[Excerpts from a dataset]

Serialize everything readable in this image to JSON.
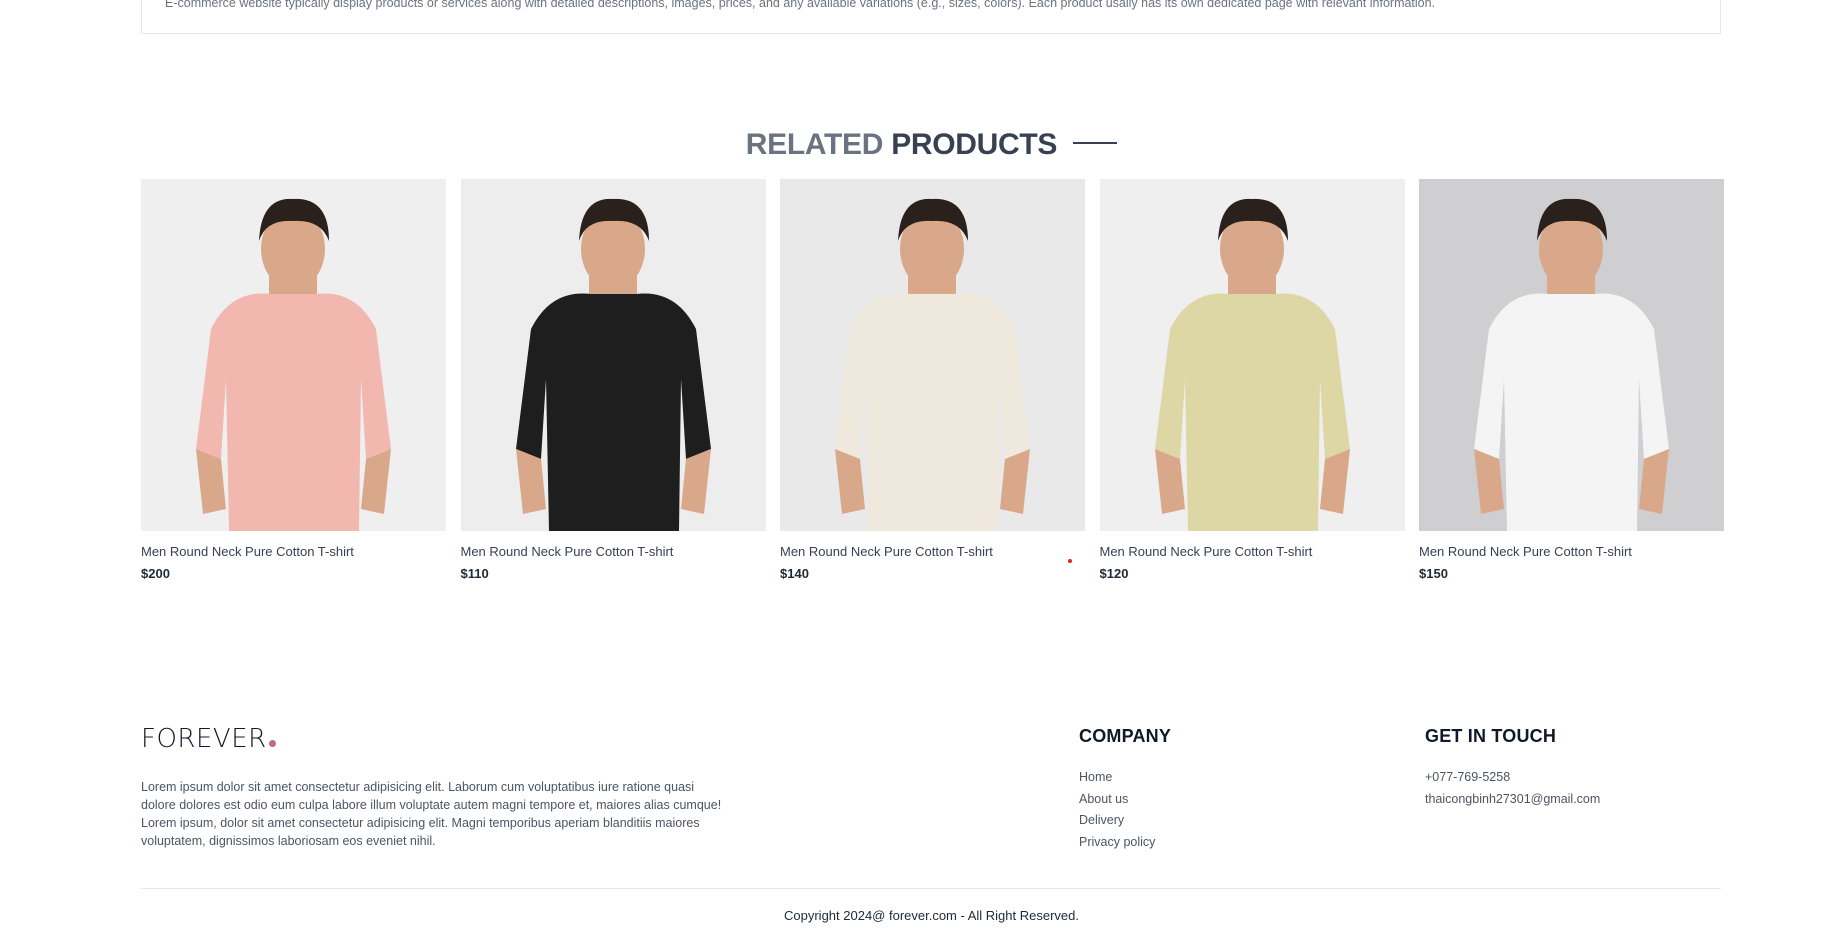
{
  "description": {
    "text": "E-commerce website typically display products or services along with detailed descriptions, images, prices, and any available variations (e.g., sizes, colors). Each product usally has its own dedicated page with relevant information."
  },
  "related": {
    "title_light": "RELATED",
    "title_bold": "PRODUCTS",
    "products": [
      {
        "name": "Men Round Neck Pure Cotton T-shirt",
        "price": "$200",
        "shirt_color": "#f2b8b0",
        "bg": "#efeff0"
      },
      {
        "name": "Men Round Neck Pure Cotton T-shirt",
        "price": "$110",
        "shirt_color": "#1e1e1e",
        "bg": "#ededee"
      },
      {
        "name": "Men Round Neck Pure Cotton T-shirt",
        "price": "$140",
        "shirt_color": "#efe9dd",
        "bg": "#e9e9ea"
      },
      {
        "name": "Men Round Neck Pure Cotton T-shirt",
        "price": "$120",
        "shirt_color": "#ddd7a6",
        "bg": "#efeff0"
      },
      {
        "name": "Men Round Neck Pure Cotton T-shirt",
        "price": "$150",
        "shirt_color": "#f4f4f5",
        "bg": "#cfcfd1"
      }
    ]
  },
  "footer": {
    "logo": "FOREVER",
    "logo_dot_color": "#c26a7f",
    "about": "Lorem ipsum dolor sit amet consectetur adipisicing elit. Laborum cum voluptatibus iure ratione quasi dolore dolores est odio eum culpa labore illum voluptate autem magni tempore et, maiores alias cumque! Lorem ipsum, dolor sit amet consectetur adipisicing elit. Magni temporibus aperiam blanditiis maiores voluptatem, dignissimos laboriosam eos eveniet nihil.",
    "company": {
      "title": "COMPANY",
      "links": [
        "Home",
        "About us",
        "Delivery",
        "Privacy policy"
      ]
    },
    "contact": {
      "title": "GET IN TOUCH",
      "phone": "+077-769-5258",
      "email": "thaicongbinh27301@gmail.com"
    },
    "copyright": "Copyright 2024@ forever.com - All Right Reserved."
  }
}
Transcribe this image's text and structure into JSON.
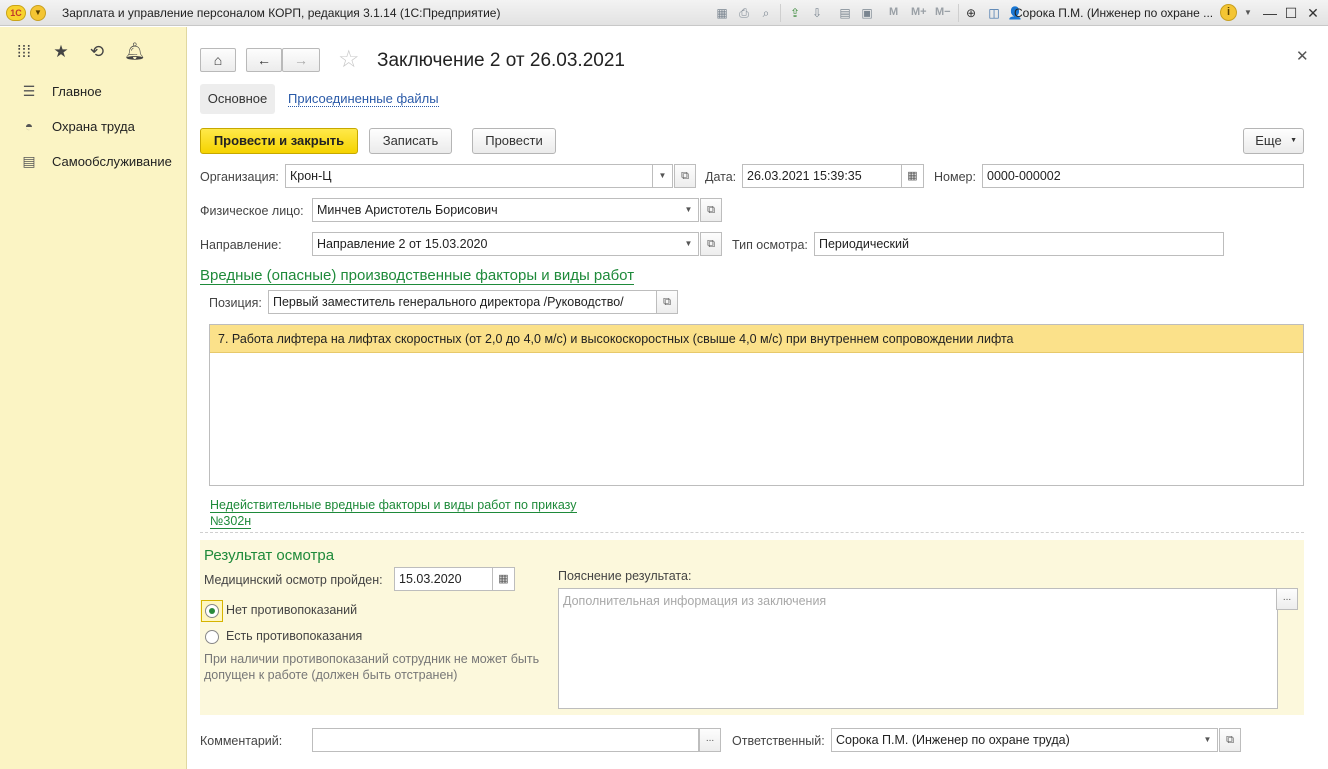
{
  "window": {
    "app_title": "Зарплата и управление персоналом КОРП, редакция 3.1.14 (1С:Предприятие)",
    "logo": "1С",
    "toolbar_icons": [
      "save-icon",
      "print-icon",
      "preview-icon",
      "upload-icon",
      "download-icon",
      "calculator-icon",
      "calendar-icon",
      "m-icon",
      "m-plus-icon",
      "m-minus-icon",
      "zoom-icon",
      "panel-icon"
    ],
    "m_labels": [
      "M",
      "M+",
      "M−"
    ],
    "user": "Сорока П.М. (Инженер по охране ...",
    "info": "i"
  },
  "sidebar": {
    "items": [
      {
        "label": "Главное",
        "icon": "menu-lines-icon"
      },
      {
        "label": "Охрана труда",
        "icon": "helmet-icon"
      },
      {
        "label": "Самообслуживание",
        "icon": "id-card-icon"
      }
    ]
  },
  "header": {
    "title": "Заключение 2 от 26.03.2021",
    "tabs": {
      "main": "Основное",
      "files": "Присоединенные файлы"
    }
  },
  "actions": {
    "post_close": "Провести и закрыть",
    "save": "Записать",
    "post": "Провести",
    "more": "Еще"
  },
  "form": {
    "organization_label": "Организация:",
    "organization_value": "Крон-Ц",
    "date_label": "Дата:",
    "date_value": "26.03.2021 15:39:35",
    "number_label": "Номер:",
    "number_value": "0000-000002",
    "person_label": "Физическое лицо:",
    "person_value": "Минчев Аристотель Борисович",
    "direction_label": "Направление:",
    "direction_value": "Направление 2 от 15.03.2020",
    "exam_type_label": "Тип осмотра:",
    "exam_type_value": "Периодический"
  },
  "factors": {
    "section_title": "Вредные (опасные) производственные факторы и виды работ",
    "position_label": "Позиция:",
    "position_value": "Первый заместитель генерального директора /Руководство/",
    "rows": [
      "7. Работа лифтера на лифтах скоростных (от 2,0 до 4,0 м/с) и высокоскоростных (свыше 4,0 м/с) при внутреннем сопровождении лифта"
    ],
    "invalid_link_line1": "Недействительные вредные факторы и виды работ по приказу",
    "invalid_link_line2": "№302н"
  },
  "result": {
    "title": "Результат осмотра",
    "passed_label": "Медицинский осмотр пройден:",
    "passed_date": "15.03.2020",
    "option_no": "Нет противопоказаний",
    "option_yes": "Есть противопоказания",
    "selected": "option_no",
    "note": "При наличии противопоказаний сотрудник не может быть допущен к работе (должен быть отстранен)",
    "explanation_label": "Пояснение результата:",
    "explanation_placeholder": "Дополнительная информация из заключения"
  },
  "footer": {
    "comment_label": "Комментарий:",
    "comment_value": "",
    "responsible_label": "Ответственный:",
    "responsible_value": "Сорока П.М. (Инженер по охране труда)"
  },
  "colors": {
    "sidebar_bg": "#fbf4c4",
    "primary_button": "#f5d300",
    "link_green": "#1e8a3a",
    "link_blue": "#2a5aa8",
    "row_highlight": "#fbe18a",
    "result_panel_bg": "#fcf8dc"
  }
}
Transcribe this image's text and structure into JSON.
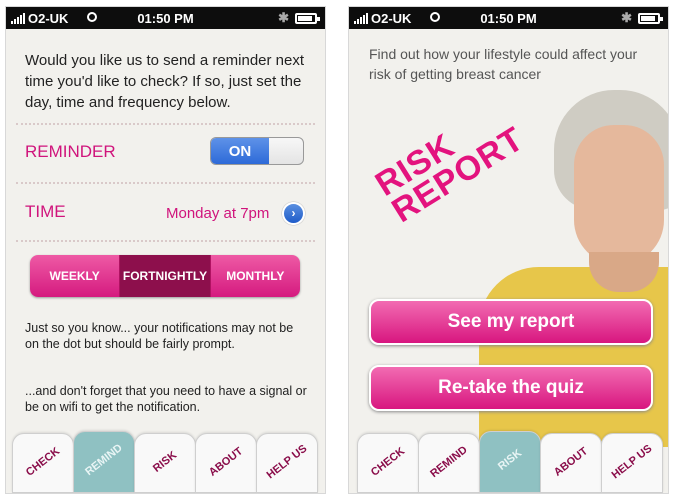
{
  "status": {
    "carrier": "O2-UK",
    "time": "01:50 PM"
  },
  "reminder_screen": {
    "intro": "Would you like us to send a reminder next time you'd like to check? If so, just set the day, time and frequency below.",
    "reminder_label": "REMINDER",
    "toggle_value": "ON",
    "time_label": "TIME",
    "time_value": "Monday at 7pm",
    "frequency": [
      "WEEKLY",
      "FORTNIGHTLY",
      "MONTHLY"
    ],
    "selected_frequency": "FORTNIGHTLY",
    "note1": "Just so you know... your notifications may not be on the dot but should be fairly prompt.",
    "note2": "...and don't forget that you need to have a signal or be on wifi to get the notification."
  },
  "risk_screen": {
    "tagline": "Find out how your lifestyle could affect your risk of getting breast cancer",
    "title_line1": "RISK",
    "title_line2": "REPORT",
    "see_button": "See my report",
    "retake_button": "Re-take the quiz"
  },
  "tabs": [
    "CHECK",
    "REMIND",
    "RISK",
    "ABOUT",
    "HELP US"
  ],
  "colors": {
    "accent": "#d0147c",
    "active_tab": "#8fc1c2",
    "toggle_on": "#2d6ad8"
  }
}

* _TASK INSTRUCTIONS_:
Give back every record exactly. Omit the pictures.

* _RESPONSE TO THE TASK_:
Serialize everything readable in this image to JSON.
{
  "description": {
    "text": "E-commerce website typically display products or services along with detailed descriptions, images, prices, and any available variations (e.g., sizes, colors). Each product usally has its own dedicated page with relevant information."
  },
  "related": {
    "title_light": "RELATED",
    "title_bold": "PRODUCTS",
    "products": [
      {
        "name": "Men Round Neck Pure Cotton T-shirt",
        "price": "$200",
        "shirt_color": "#f2b8b0",
        "bg": "#efeff0"
      },
      {
        "name": "Men Round Neck Pure Cotton T-shirt",
        "price": "$110",
        "shirt_color": "#1e1e1e",
        "bg": "#ededee"
      },
      {
        "name": "Men Round Neck Pure Cotton T-shirt",
        "price": "$140",
        "shirt_color": "#efe9dd",
        "bg": "#e9e9ea"
      },
      {
        "name": "Men Round Neck Pure Cotton T-shirt",
        "price": "$120",
        "shirt_color": "#ddd7a6",
        "bg": "#efeff0"
      },
      {
        "name": "Men Round Neck Pure Cotton T-shirt",
        "price": "$150",
        "shirt_color": "#f4f4f5",
        "bg": "#cfcfd1"
      }
    ]
  },
  "footer": {
    "logo": "FOREVER",
    "logo_dot_color": "#c26a7f",
    "about": "Lorem ipsum dolor sit amet consectetur adipisicing elit. Laborum cum voluptatibus iure ratione quasi dolore dolores est odio eum culpa labore illum voluptate autem magni tempore et, maiores alias cumque! Lorem ipsum, dolor sit amet consectetur adipisicing elit. Magni temporibus aperiam blanditiis maiores voluptatem, dignissimos laboriosam eos eveniet nihil.",
    "company": {
      "title": "COMPANY",
      "links": [
        "Home",
        "About us",
        "Delivery",
        "Privacy policy"
      ]
    },
    "contact": {
      "title": "GET IN TOUCH",
      "phone": "+077-769-5258",
      "email": "thaicongbinh27301@gmail.com"
    },
    "copyright": "Copyright 2024@ forever.com - All Right Reserved."
  }
}
Transcribe this image's text and structure into JSON.
{
  "window": {
    "app_title": "Зарплата и управление персоналом КОРП, редакция 3.1.14 (1С:Предприятие)",
    "logo": "1С",
    "toolbar_icons": [
      "save-icon",
      "print-icon",
      "preview-icon",
      "upload-icon",
      "download-icon",
      "calculator-icon",
      "calendar-icon",
      "m-icon",
      "m-plus-icon",
      "m-minus-icon",
      "zoom-icon",
      "panel-icon"
    ],
    "m_labels": [
      "M",
      "M+",
      "M−"
    ],
    "user": "Сорока П.М. (Инженер по охране ...",
    "info": "i"
  },
  "sidebar": {
    "items": [
      {
        "label": "Главное",
        "icon": "menu-lines-icon"
      },
      {
        "label": "Охрана труда",
        "icon": "helmet-icon"
      },
      {
        "label": "Самообслуживание",
        "icon": "id-card-icon"
      }
    ]
  },
  "header": {
    "title": "Заключение 2 от 26.03.2021",
    "tabs": {
      "main": "Основное",
      "files": "Присоединенные файлы"
    }
  },
  "actions": {
    "post_close": "Провести и закрыть",
    "save": "Записать",
    "post": "Провести",
    "more": "Еще"
  },
  "form": {
    "organization_label": "Организация:",
    "organization_value": "Крон-Ц",
    "date_label": "Дата:",
    "date_value": "26.03.2021 15:39:35",
    "number_label": "Номер:",
    "number_value": "0000-000002",
    "person_label": "Физическое лицо:",
    "person_value": "Минчев Аристотель Борисович",
    "direction_label": "Направление:",
    "direction_value": "Направление 2 от 15.03.2020",
    "exam_type_label": "Тип осмотра:",
    "exam_type_value": "Периодический"
  },
  "factors": {
    "section_title": "Вредные (опасные) производственные факторы и виды работ",
    "position_label": "Позиция:",
    "position_value": "Первый заместитель генерального директора /Руководство/",
    "rows": [
      "7. Работа лифтера на лифтах скоростных (от 2,0 до 4,0 м/с) и высокоскоростных (свыше 4,0 м/с) при внутреннем сопровождении лифта"
    ],
    "invalid_link_line1": "Недействительные вредные факторы и виды работ по приказу",
    "invalid_link_line2": "№302н"
  },
  "result": {
    "title": "Результат осмотра",
    "passed_label": "Медицинский осмотр пройден:",
    "passed_date": "15.03.2020",
    "option_no": "Нет противопоказаний",
    "option_yes": "Есть противопоказания",
    "selected": "option_no",
    "note": "При наличии противопоказаний сотрудник не может быть допущен к работе (должен быть отстранен)",
    "explanation_label": "Пояснение результата:",
    "explanation_placeholder": "Дополнительная информация из заключения"
  },
  "footer": {
    "comment_label": "Комментарий:",
    "comment_value": "",
    "responsible_label": "Ответственный:",
    "responsible_value": "Сорока П.М. (Инженер по охране труда)"
  },
  "colors": {
    "sidebar_bg": "#fbf4c4",
    "primary_button": "#f5d300",
    "link_green": "#1e8a3a",
    "link_blue": "#2a5aa8",
    "row_highlight": "#fbe18a",
    "result_panel_bg": "#fcf8dc"
  }
}
Transcribe this image's text and structure into JSON.
{
  "status": {
    "carrier": "O2-UK",
    "time": "01:50 PM"
  },
  "reminder_screen": {
    "intro": "Would you like us to send a reminder next time you'd like to check? If so, just set the day, time and frequency below.",
    "reminder_label": "REMINDER",
    "toggle_value": "ON",
    "time_label": "TIME",
    "time_value": "Monday at 7pm",
    "frequency": [
      "WEEKLY",
      "FORTNIGHTLY",
      "MONTHLY"
    ],
    "selected_frequency": "FORTNIGHTLY",
    "note1": "Just so you know... your notifications may not be on the dot but should be fairly prompt.",
    "note2": "...and don't forget that you need to have a signal or be on wifi to get the notification."
  },
  "risk_screen": {
    "tagline": "Find out how your lifestyle could affect your risk of getting breast cancer",
    "title_line1": "RISK",
    "title_line2": "REPORT",
    "see_button": "See my report",
    "retake_button": "Re-take the quiz"
  },
  "tabs": [
    "CHECK",
    "REMIND",
    "RISK",
    "ABOUT",
    "HELP US"
  ],
  "colors": {
    "accent": "#d0147c",
    "active_tab": "#8fc1c2",
    "toggle_on": "#2d6ad8"
  }
}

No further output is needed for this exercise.